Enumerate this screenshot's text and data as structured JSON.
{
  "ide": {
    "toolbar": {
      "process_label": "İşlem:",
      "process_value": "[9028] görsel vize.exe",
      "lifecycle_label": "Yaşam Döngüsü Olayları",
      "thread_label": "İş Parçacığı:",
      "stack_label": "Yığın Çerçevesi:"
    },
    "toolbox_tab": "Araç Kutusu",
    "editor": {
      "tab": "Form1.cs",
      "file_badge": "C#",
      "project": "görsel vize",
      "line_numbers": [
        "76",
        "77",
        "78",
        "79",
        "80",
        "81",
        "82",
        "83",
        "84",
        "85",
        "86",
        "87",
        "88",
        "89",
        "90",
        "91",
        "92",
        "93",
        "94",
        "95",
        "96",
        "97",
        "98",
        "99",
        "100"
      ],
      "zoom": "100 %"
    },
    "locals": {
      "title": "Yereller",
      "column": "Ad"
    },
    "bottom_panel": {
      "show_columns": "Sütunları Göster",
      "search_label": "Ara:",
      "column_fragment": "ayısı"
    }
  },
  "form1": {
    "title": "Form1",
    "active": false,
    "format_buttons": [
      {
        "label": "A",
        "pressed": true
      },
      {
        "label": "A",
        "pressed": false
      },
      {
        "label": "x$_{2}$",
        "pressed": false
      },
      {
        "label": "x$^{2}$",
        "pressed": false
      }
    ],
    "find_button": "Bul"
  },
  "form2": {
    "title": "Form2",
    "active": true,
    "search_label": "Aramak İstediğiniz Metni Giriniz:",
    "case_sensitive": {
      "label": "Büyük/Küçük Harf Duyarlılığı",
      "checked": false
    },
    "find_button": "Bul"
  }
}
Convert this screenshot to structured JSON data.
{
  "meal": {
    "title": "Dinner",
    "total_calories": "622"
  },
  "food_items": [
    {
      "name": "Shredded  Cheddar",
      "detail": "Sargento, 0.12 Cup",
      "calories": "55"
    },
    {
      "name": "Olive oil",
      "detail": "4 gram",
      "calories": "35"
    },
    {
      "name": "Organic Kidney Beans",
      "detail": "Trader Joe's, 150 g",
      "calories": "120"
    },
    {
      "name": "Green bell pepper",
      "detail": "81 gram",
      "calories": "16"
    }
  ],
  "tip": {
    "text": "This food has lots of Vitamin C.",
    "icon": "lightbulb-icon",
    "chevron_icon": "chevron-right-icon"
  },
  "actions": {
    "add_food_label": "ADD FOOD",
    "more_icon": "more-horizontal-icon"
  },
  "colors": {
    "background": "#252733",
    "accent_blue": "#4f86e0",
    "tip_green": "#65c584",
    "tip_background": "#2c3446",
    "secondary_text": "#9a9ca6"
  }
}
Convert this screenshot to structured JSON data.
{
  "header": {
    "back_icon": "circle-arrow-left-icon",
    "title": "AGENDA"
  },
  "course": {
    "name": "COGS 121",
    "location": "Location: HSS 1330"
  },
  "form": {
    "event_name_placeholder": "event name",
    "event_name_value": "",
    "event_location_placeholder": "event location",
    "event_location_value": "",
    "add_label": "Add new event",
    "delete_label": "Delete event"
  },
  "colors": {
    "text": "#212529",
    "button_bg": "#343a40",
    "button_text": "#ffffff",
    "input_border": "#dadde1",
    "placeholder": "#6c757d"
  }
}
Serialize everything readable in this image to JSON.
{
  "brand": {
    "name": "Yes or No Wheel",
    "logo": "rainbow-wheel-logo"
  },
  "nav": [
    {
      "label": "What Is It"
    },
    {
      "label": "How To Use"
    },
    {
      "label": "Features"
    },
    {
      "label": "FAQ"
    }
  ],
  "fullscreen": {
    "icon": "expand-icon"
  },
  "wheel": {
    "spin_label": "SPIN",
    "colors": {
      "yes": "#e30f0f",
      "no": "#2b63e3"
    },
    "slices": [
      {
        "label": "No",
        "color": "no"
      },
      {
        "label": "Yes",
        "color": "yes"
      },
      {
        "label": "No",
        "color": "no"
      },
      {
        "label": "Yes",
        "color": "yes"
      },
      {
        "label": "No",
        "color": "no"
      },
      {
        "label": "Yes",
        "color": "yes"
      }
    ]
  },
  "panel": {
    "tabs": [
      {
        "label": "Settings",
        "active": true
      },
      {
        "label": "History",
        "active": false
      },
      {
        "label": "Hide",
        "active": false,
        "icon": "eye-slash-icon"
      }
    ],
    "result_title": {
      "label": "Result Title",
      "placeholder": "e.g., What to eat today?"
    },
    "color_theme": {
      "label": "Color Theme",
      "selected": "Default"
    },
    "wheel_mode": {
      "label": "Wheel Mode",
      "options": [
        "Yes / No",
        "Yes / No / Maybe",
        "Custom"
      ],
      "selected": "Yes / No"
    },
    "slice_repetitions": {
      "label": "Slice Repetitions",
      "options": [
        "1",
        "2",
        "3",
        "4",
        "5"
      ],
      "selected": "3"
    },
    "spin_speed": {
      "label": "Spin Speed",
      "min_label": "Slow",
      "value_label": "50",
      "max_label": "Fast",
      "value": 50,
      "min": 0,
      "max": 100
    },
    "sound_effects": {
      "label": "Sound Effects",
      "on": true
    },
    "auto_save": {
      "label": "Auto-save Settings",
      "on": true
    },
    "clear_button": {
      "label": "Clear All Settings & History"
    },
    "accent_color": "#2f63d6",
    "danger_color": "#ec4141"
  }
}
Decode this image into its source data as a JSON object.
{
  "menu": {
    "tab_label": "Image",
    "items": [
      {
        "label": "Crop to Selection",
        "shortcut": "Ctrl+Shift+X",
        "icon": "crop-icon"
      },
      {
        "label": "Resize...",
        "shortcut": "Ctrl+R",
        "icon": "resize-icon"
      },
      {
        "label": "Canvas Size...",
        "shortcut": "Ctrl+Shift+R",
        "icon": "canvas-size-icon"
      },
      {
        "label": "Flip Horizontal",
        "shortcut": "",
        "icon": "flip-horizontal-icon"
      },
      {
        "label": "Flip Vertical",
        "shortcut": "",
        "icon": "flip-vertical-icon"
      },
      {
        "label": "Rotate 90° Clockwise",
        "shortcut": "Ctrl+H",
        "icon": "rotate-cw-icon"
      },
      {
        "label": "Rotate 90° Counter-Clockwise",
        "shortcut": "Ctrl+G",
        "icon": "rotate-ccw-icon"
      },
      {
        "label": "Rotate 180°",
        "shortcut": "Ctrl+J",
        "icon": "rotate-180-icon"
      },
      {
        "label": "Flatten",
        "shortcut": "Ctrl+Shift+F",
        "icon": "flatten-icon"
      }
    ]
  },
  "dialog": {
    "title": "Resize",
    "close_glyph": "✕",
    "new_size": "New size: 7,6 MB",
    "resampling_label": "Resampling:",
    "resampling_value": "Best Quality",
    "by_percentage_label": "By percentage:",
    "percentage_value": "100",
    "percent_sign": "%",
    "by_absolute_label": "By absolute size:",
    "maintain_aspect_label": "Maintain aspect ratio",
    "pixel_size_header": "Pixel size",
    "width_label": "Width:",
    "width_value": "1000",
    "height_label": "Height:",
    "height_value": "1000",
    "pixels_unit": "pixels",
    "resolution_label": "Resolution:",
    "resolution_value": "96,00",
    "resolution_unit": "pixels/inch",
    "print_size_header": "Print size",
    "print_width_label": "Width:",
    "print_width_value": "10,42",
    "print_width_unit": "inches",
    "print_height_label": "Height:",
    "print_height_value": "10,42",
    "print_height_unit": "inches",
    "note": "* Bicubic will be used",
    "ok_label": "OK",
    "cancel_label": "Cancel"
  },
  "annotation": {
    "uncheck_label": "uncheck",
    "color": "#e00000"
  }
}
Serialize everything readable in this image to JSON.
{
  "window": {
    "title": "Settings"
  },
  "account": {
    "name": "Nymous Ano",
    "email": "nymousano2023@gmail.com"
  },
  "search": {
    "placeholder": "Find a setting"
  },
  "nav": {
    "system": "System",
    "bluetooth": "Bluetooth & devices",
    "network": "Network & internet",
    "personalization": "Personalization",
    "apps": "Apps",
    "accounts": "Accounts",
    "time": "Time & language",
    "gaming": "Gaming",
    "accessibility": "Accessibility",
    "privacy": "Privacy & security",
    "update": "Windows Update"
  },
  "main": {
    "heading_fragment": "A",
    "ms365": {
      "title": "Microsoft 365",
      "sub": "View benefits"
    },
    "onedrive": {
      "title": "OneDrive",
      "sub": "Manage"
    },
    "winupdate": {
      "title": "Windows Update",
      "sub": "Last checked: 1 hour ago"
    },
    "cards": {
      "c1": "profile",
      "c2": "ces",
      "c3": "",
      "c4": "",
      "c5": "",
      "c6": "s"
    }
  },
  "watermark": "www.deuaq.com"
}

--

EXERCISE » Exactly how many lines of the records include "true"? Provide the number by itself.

SOLUTION TO THE PROBLEM » 5